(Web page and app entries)
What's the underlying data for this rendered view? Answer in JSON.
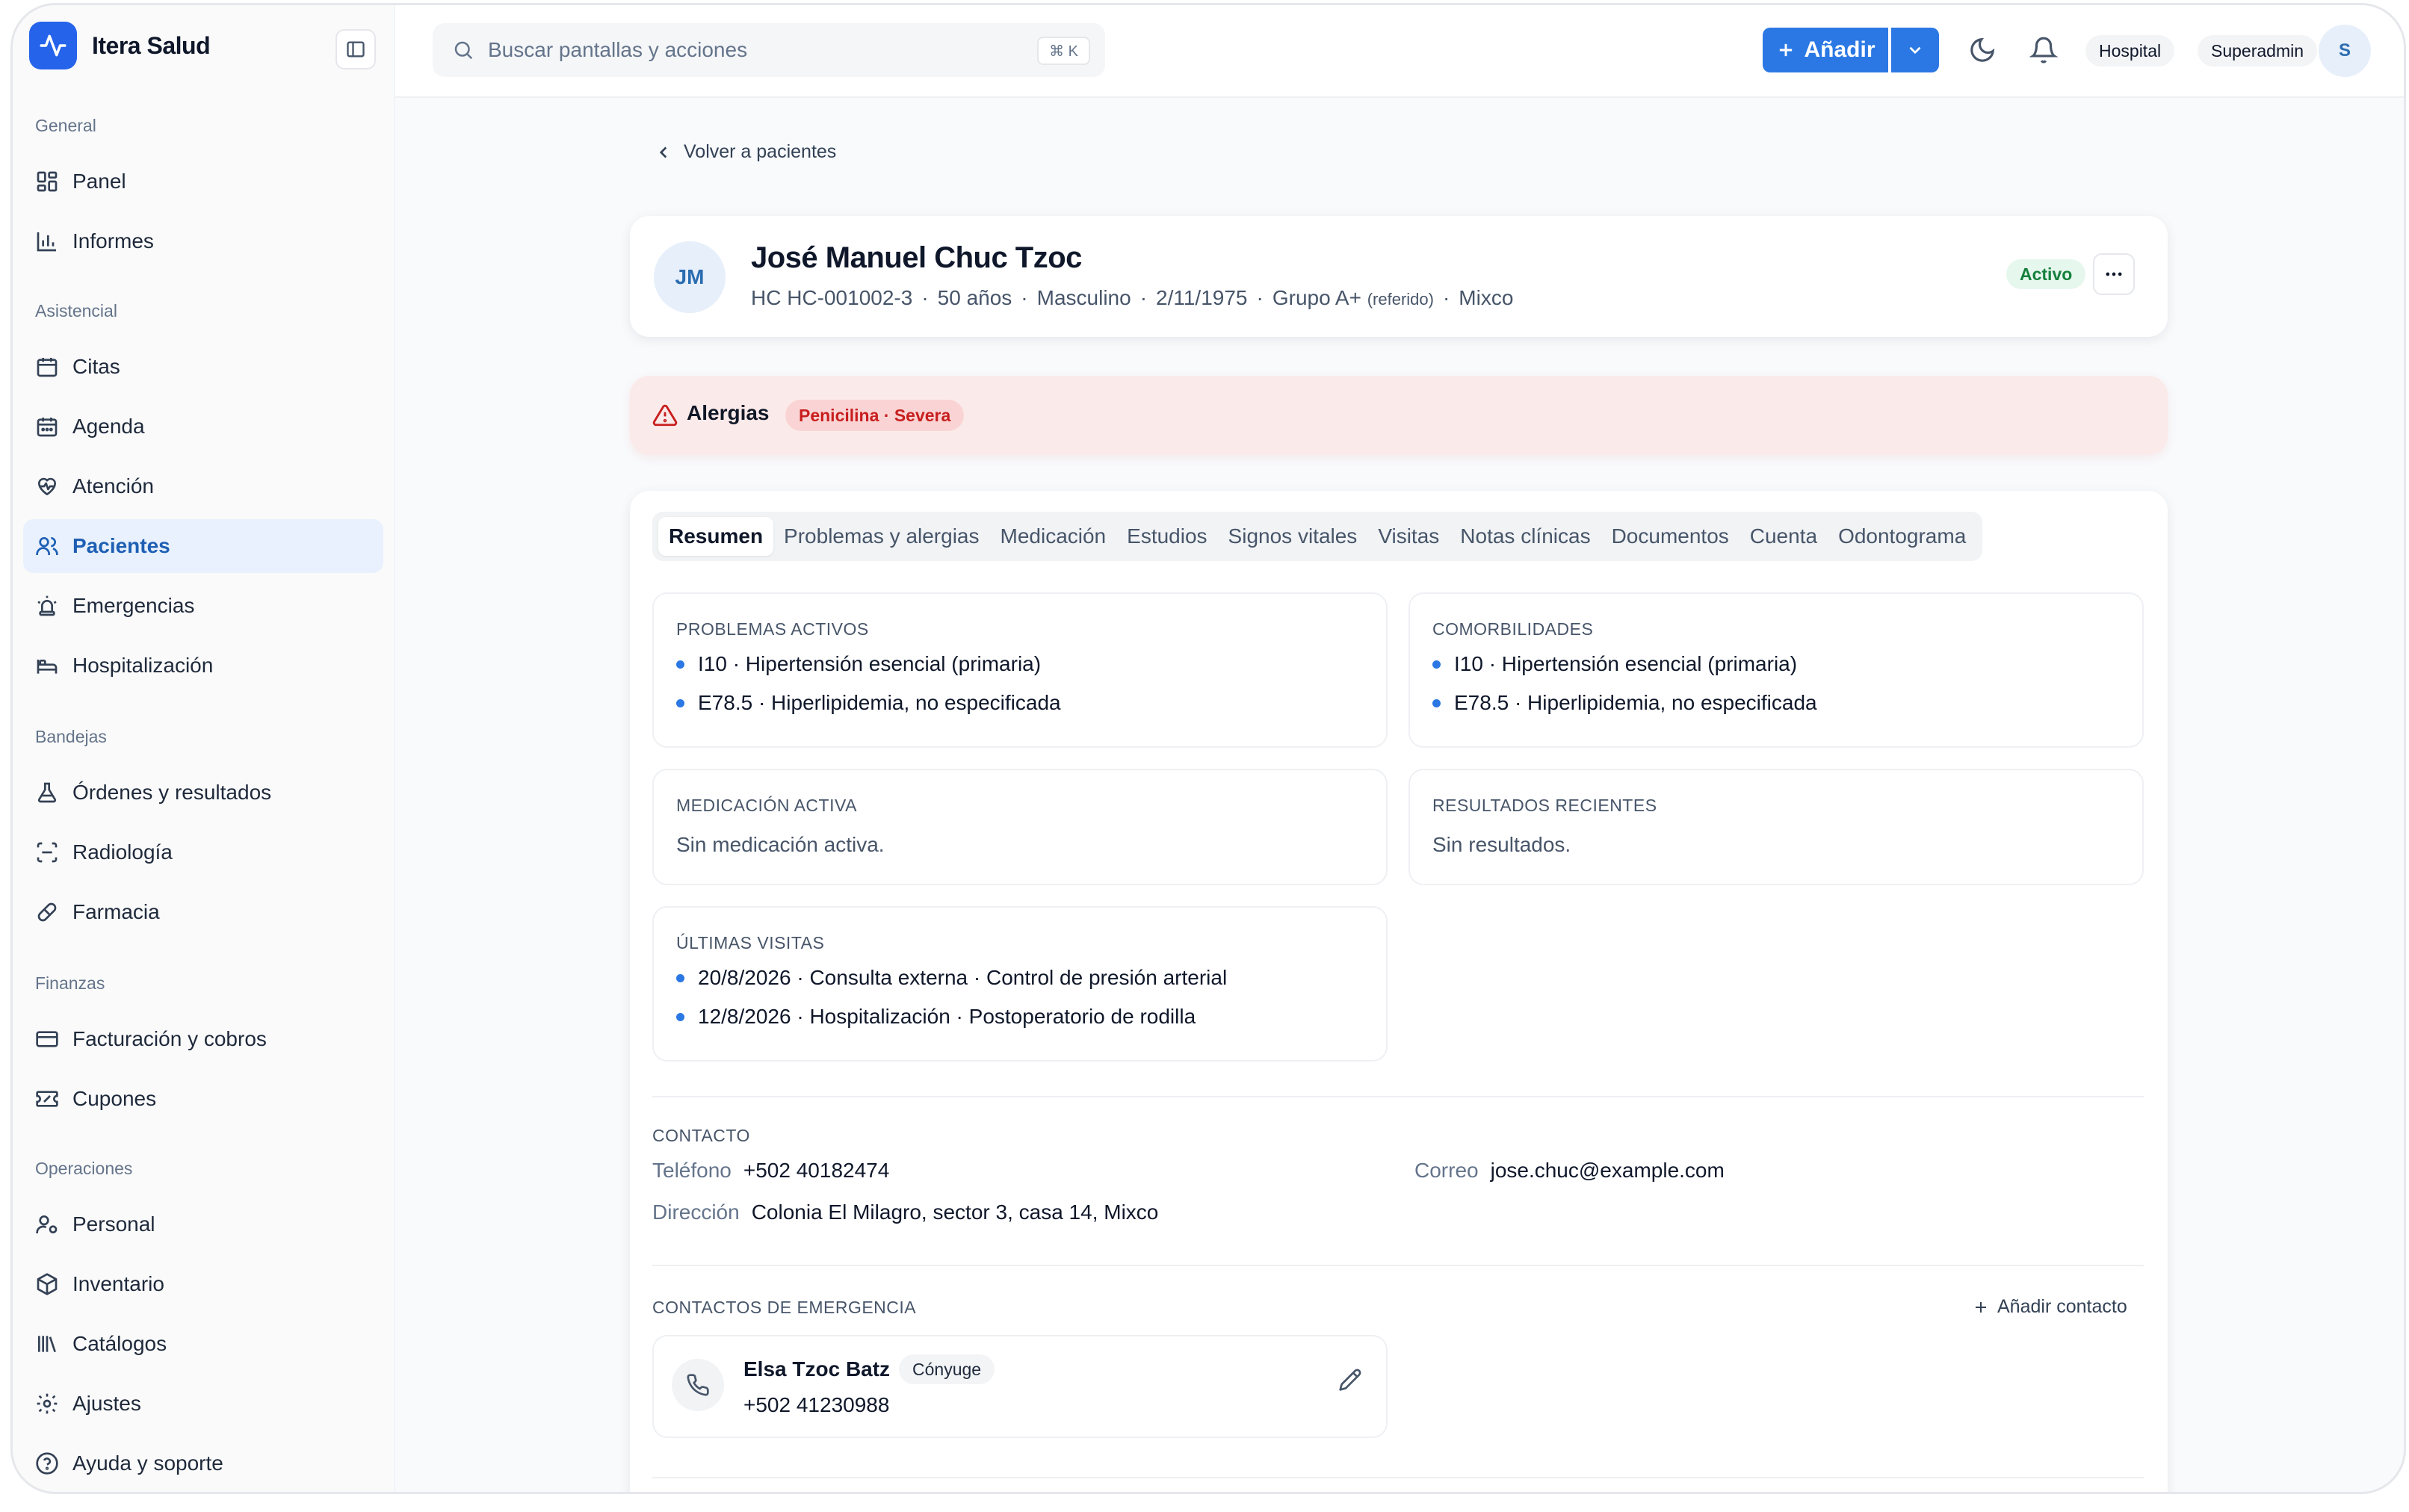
{
  "app": {
    "name": "Itera Salud"
  },
  "sidebar": {
    "sections": [
      {
        "label": "General"
      },
      {
        "label": "Asistencial"
      },
      {
        "label": "Bandejas"
      },
      {
        "label": "Finanzas"
      },
      {
        "label": "Operaciones"
      }
    ],
    "items": [
      {
        "label": "Panel",
        "icon": "grid-icon"
      },
      {
        "label": "Informes",
        "icon": "bar-chart-icon"
      },
      {
        "label": "Citas",
        "icon": "calendar-icon"
      },
      {
        "label": "Agenda",
        "icon": "calendar-grid-icon"
      },
      {
        "label": "Atención",
        "icon": "heart-pulse-icon"
      },
      {
        "label": "Pacientes",
        "icon": "users-icon",
        "active": true
      },
      {
        "label": "Emergencias",
        "icon": "siren-icon"
      },
      {
        "label": "Hospitalización",
        "icon": "bed-icon"
      },
      {
        "label": "Órdenes y resultados",
        "icon": "flask-icon"
      },
      {
        "label": "Radiología",
        "icon": "scan-icon"
      },
      {
        "label": "Farmacia",
        "icon": "pill-icon"
      },
      {
        "label": "Facturación y cobros",
        "icon": "credit-card-icon"
      },
      {
        "label": "Cupones",
        "icon": "ticket-icon"
      },
      {
        "label": "Personal",
        "icon": "user-cog-icon"
      },
      {
        "label": "Inventario",
        "icon": "package-icon"
      },
      {
        "label": "Catálogos",
        "icon": "library-icon"
      },
      {
        "label": "Ajustes",
        "icon": "gear-icon"
      },
      {
        "label": "Ayuda y soporte",
        "icon": "help-circle-icon"
      }
    ]
  },
  "topbar": {
    "search_placeholder": "Buscar pantallas y acciones",
    "shortcut": "⌘ K",
    "add_label": "Añadir",
    "org_pill": "Hospital",
    "role_pill": "Superadmin",
    "avatar_initial": "S"
  },
  "patient": {
    "back_label": "Volver a pacientes",
    "initials": "JM",
    "name": "José Manuel Chuc Tzoc",
    "record": "HC HC-001002-3",
    "age": "50 años",
    "sex": "Masculino",
    "dob": "2/11/1975",
    "blood": "Grupo A+",
    "blood_note": "(referido)",
    "city": "Mixco",
    "sep": "·",
    "status": "Activo"
  },
  "allergies": {
    "title": "Alergias",
    "badge": "Penicilina · Severa"
  },
  "tabs": [
    "Resumen",
    "Problemas y alergias",
    "Medicación",
    "Estudios",
    "Signos vitales",
    "Visitas",
    "Notas clínicas",
    "Documentos",
    "Cuenta",
    "Odontograma"
  ],
  "summary": {
    "problems": {
      "title": "PROBLEMAS ACTIVOS",
      "items": [
        "I10 · Hipertensión esencial (primaria)",
        "E78.5 · Hiperlipidemia, no especificada"
      ]
    },
    "comorbidities": {
      "title": "COMORBILIDADES",
      "items": [
        "I10 · Hipertensión esencial (primaria)",
        "E78.5 · Hiperlipidemia, no especificada"
      ]
    },
    "medication": {
      "title": "MEDICACIÓN ACTIVA",
      "empty": "Sin medicación activa."
    },
    "results": {
      "title": "RESULTADOS RECIENTES",
      "empty": "Sin resultados."
    },
    "visits": {
      "title": "ÚLTIMAS VISITAS",
      "items": [
        "20/8/2026 · Consulta externa · Control de presión arterial",
        "12/8/2026 · Hospitalización · Postoperatorio de rodilla"
      ]
    }
  },
  "contact": {
    "title": "CONTACTO",
    "phone_label": "Teléfono",
    "phone": "+502 40182474",
    "email_label": "Correo",
    "email": "jose.chuc@example.com",
    "address_label": "Dirección",
    "address": "Colonia El Milagro, sector 3, casa 14, Mixco"
  },
  "emergency": {
    "title": "CONTACTOS DE EMERGENCIA",
    "add_label": "Añadir contacto",
    "contacts": [
      {
        "name": "Elsa Tzoc Batz",
        "relation": "Cónyuge",
        "phone": "+502 41230988"
      }
    ]
  },
  "colors": {
    "accent": "#2b78e4",
    "active_nav_bg": "#e8f1fd",
    "allergy_bg": "#fbeaea",
    "status_green": "#15803d"
  }
}
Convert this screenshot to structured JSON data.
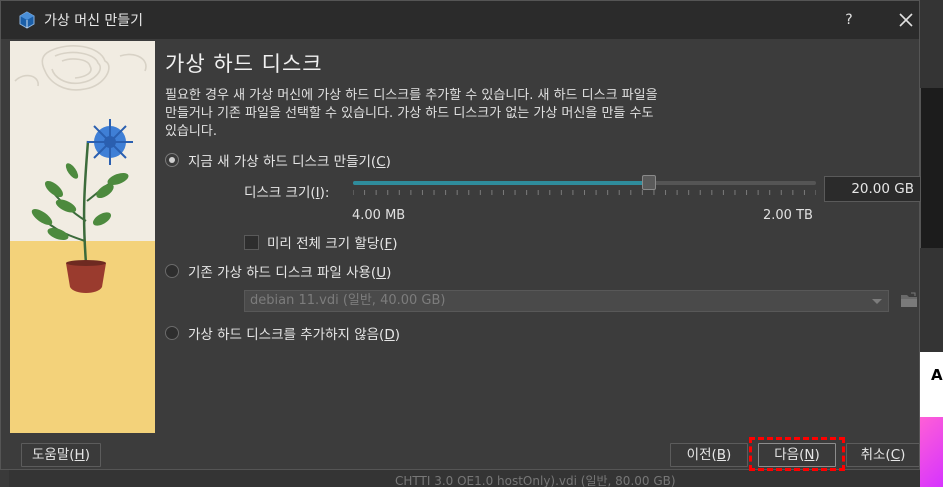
{
  "window": {
    "title": "가상 머신 만들기",
    "help_label": "?"
  },
  "page": {
    "heading": "가상 하드 디스크",
    "description_lines": [
      "필요한 경우 새 가상 머신에 가상 하드 디스크를 추가할 수 있습니다. 새 하드 디스크 파일을",
      "만들거나 기존 파일을 선택할 수 있습니다. 가상 하드 디스크가 없는 가상 머신을 만들 수도",
      "있습니다."
    ]
  },
  "options": {
    "create_new": {
      "label": "지금 새 가상 하드 디스크 만들기(",
      "mnemonic": "C",
      "suffix": ")",
      "checked": true
    },
    "existing": {
      "label": "기존 가상 하드 디스크 파일 사용(",
      "mnemonic": "U",
      "suffix": ")",
      "checked": false
    },
    "none": {
      "label": "가상 하드 디스크를 추가하지 않음(",
      "mnemonic": "D",
      "suffix": ")",
      "checked": false
    }
  },
  "disk_size": {
    "label_prefix": "디스크 크기(",
    "label_mnemonic": "I",
    "label_suffix": "):",
    "value": "20.00 GB",
    "min_label": "4.00 MB",
    "max_label": "2.00 TB",
    "slider_fraction": 0.64
  },
  "preallocate": {
    "label": "미리 전체 크기 할당(",
    "mnemonic": "F",
    "suffix": ")",
    "checked": false
  },
  "existing_file": {
    "selected": "debian 11.vdi (일반, 40.00 GB)"
  },
  "buttons": {
    "help": {
      "label": "도움말(",
      "mnemonic": "H",
      "suffix": ")"
    },
    "back": {
      "label": "이전(",
      "mnemonic": "B",
      "suffix": ")"
    },
    "next": {
      "label": "다음(",
      "mnemonic": "N",
      "suffix": ")"
    },
    "cancel": {
      "label": "취소(",
      "mnemonic": "C",
      "suffix": ")"
    }
  },
  "background": {
    "right_letter": "A",
    "bottom_text": "CHTTI 3.0      OE1.0 hostOnly).vdi (일반, 80.00 GB)"
  },
  "colors": {
    "accent": "#2f8c9c",
    "highlight": "#ff0000",
    "dialog_bg": "#3c3c3c",
    "titlebar_bg": "#2b2b2b"
  }
}
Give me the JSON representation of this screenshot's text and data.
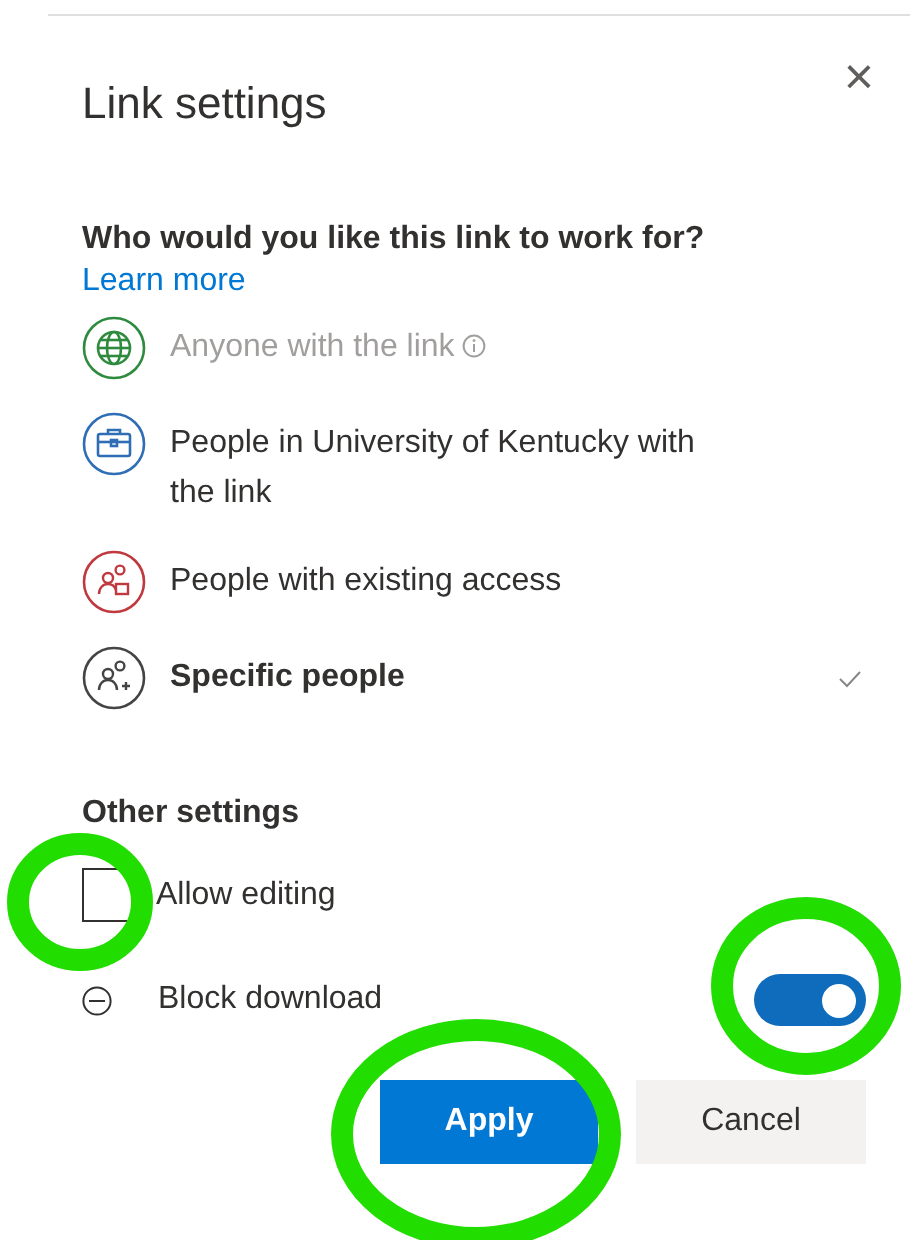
{
  "dialog": {
    "title": "Link settings",
    "close_label": "×"
  },
  "audience": {
    "question": "Who would you like this link to work for?",
    "learn_more": "Learn more",
    "options": [
      {
        "kind": "globe",
        "label": "Anyone with the link",
        "info": true,
        "disabled": true,
        "selected": false,
        "color": "#2e8b3e"
      },
      {
        "kind": "briefcase",
        "label": "People in University of Kentucky with the link",
        "info": false,
        "disabled": false,
        "selected": false,
        "color": "#2f6db5"
      },
      {
        "kind": "restricted",
        "label": "People with existing access",
        "info": false,
        "disabled": false,
        "selected": false,
        "color": "#c0393f"
      },
      {
        "kind": "people",
        "label": "Specific people",
        "info": false,
        "disabled": false,
        "selected": true,
        "color": "#444444"
      }
    ]
  },
  "other_settings": {
    "heading": "Other settings",
    "items": [
      {
        "kind": "checkbox",
        "label": "Allow editing",
        "checked": false
      },
      {
        "kind": "toggle",
        "label": "Block download",
        "on": true
      }
    ]
  },
  "buttons": [
    {
      "kind": "primary",
      "label": "Apply"
    },
    {
      "kind": "secondary",
      "label": "Cancel"
    }
  ]
}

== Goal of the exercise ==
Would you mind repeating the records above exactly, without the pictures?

== Answer to this exercise ==
What's the underlying data for this rendered view? Answer in JSON.
{
  "app": {
    "name": "Itera Salud"
  },
  "sidebar": {
    "sections": [
      {
        "label": "General"
      },
      {
        "label": "Asistencial"
      },
      {
        "label": "Bandejas"
      },
      {
        "label": "Finanzas"
      },
      {
        "label": "Operaciones"
      }
    ],
    "items": [
      {
        "label": "Panel",
        "icon": "grid-icon"
      },
      {
        "label": "Informes",
        "icon": "bar-chart-icon"
      },
      {
        "label": "Citas",
        "icon": "calendar-icon"
      },
      {
        "label": "Agenda",
        "icon": "calendar-grid-icon"
      },
      {
        "label": "Atención",
        "icon": "heart-pulse-icon"
      },
      {
        "label": "Pacientes",
        "icon": "users-icon",
        "active": true
      },
      {
        "label": "Emergencias",
        "icon": "siren-icon"
      },
      {
        "label": "Hospitalización",
        "icon": "bed-icon"
      },
      {
        "label": "Órdenes y resultados",
        "icon": "flask-icon"
      },
      {
        "label": "Radiología",
        "icon": "scan-icon"
      },
      {
        "label": "Farmacia",
        "icon": "pill-icon"
      },
      {
        "label": "Facturación y cobros",
        "icon": "credit-card-icon"
      },
      {
        "label": "Cupones",
        "icon": "ticket-icon"
      },
      {
        "label": "Personal",
        "icon": "user-cog-icon"
      },
      {
        "label": "Inventario",
        "icon": "package-icon"
      },
      {
        "label": "Catálogos",
        "icon": "library-icon"
      },
      {
        "label": "Ajustes",
        "icon": "gear-icon"
      },
      {
        "label": "Ayuda y soporte",
        "icon": "help-circle-icon"
      }
    ]
  },
  "topbar": {
    "search_placeholder": "Buscar pantallas y acciones",
    "shortcut": "⌘ K",
    "add_label": "Añadir",
    "org_pill": "Hospital",
    "role_pill": "Superadmin",
    "avatar_initial": "S"
  },
  "patient": {
    "back_label": "Volver a pacientes",
    "initials": "JM",
    "name": "José Manuel Chuc Tzoc",
    "record": "HC HC-001002-3",
    "age": "50 años",
    "sex": "Masculino",
    "dob": "2/11/1975",
    "blood": "Grupo A+",
    "blood_note": "(referido)",
    "city": "Mixco",
    "sep": "·",
    "status": "Activo"
  },
  "allergies": {
    "title": "Alergias",
    "badge": "Penicilina · Severa"
  },
  "tabs": [
    "Resumen",
    "Problemas y alergias",
    "Medicación",
    "Estudios",
    "Signos vitales",
    "Visitas",
    "Notas clínicas",
    "Documentos",
    "Cuenta",
    "Odontograma"
  ],
  "summary": {
    "problems": {
      "title": "PROBLEMAS ACTIVOS",
      "items": [
        "I10 · Hipertensión esencial (primaria)",
        "E78.5 · Hiperlipidemia, no especificada"
      ]
    },
    "comorbidities": {
      "title": "COMORBILIDADES",
      "items": [
        "I10 · Hipertensión esencial (primaria)",
        "E78.5 · Hiperlipidemia, no especificada"
      ]
    },
    "medication": {
      "title": "MEDICACIÓN ACTIVA",
      "empty": "Sin medicación activa."
    },
    "results": {
      "title": "RESULTADOS RECIENTES",
      "empty": "Sin resultados."
    },
    "visits": {
      "title": "ÚLTIMAS VISITAS",
      "items": [
        "20/8/2026 · Consulta externa · Control de presión arterial",
        "12/8/2026 · Hospitalización · Postoperatorio de rodilla"
      ]
    }
  },
  "contact": {
    "title": "CONTACTO",
    "phone_label": "Teléfono",
    "phone": "+502 40182474",
    "email_label": "Correo",
    "email": "jose.chuc@example.com",
    "address_label": "Dirección",
    "address": "Colonia El Milagro, sector 3, casa 14, Mixco"
  },
  "emergency": {
    "title": "CONTACTOS DE EMERGENCIA",
    "add_label": "Añadir contacto",
    "contacts": [
      {
        "name": "Elsa Tzoc Batz",
        "relation": "Cónyuge",
        "phone": "+502 41230988"
      }
    ]
  },
  "colors": {
    "accent": "#2b78e4",
    "active_nav_bg": "#e8f1fd",
    "allergy_bg": "#fbeaea",
    "status_green": "#15803d"
  }
}
Convert this screenshot to structured JSON data.
{
  "window": {
    "title": "가상 머신 만들기",
    "help_label": "?"
  },
  "page": {
    "heading": "가상 하드 디스크",
    "description_lines": [
      "필요한 경우 새 가상 머신에 가상 하드 디스크를 추가할 수 있습니다. 새 하드 디스크 파일을",
      "만들거나 기존 파일을 선택할 수 있습니다. 가상 하드 디스크가 없는 가상 머신을 만들 수도",
      "있습니다."
    ]
  },
  "options": {
    "create_new": {
      "label": "지금 새 가상 하드 디스크 만들기(",
      "mnemonic": "C",
      "suffix": ")",
      "checked": true
    },
    "existing": {
      "label": "기존 가상 하드 디스크 파일 사용(",
      "mnemonic": "U",
      "suffix": ")",
      "checked": false
    },
    "none": {
      "label": "가상 하드 디스크를 추가하지 않음(",
      "mnemonic": "D",
      "suffix": ")",
      "checked": false
    }
  },
  "disk_size": {
    "label_prefix": "디스크 크기(",
    "label_mnemonic": "I",
    "label_suffix": "):",
    "value": "20.00 GB",
    "min_label": "4.00 MB",
    "max_label": "2.00 TB",
    "slider_fraction": 0.64
  },
  "preallocate": {
    "label": "미리 전체 크기 할당(",
    "mnemonic": "F",
    "suffix": ")",
    "checked": false
  },
  "existing_file": {
    "selected": "debian 11.vdi (일반, 40.00 GB)"
  },
  "buttons": {
    "help": {
      "label": "도움말(",
      "mnemonic": "H",
      "suffix": ")"
    },
    "back": {
      "label": "이전(",
      "mnemonic": "B",
      "suffix": ")"
    },
    "next": {
      "label": "다음(",
      "mnemonic": "N",
      "suffix": ")"
    },
    "cancel": {
      "label": "취소(",
      "mnemonic": "C",
      "suffix": ")"
    }
  },
  "background": {
    "right_letter": "A",
    "bottom_text": "CHTTI 3.0      OE1.0 hostOnly).vdi (일반, 80.00 GB)"
  },
  "colors": {
    "accent": "#2f8c9c",
    "highlight": "#ff0000",
    "dialog_bg": "#3c3c3c",
    "titlebar_bg": "#2b2b2b"
  }
}
Give me the JSON representation of this screenshot's text and data.
{
  "dialog": {
    "title": "Link settings",
    "close_label": "×"
  },
  "audience": {
    "question": "Who would you like this link to work for?",
    "learn_more": "Learn more",
    "options": [
      {
        "kind": "globe",
        "label": "Anyone with the link",
        "info": true,
        "disabled": true,
        "selected": false,
        "color": "#2e8b3e"
      },
      {
        "kind": "briefcase",
        "label": "People in University of Kentucky with the link",
        "info": false,
        "disabled": false,
        "selected": false,
        "color": "#2f6db5"
      },
      {
        "kind": "restricted",
        "label": "People with existing access",
        "info": false,
        "disabled": false,
        "selected": false,
        "color": "#c0393f"
      },
      {
        "kind": "people",
        "label": "Specific people",
        "info": false,
        "disabled": false,
        "selected": true,
        "color": "#444444"
      }
    ]
  },
  "other_settings": {
    "heading": "Other settings",
    "items": [
      {
        "kind": "checkbox",
        "label": "Allow editing",
        "checked": false
      },
      {
        "kind": "toggle",
        "label": "Block download",
        "on": true
      }
    ]
  },
  "buttons": [
    {
      "kind": "primary",
      "label": "Apply"
    },
    {
      "kind": "secondary",
      "label": "Cancel"
    }
  ]
}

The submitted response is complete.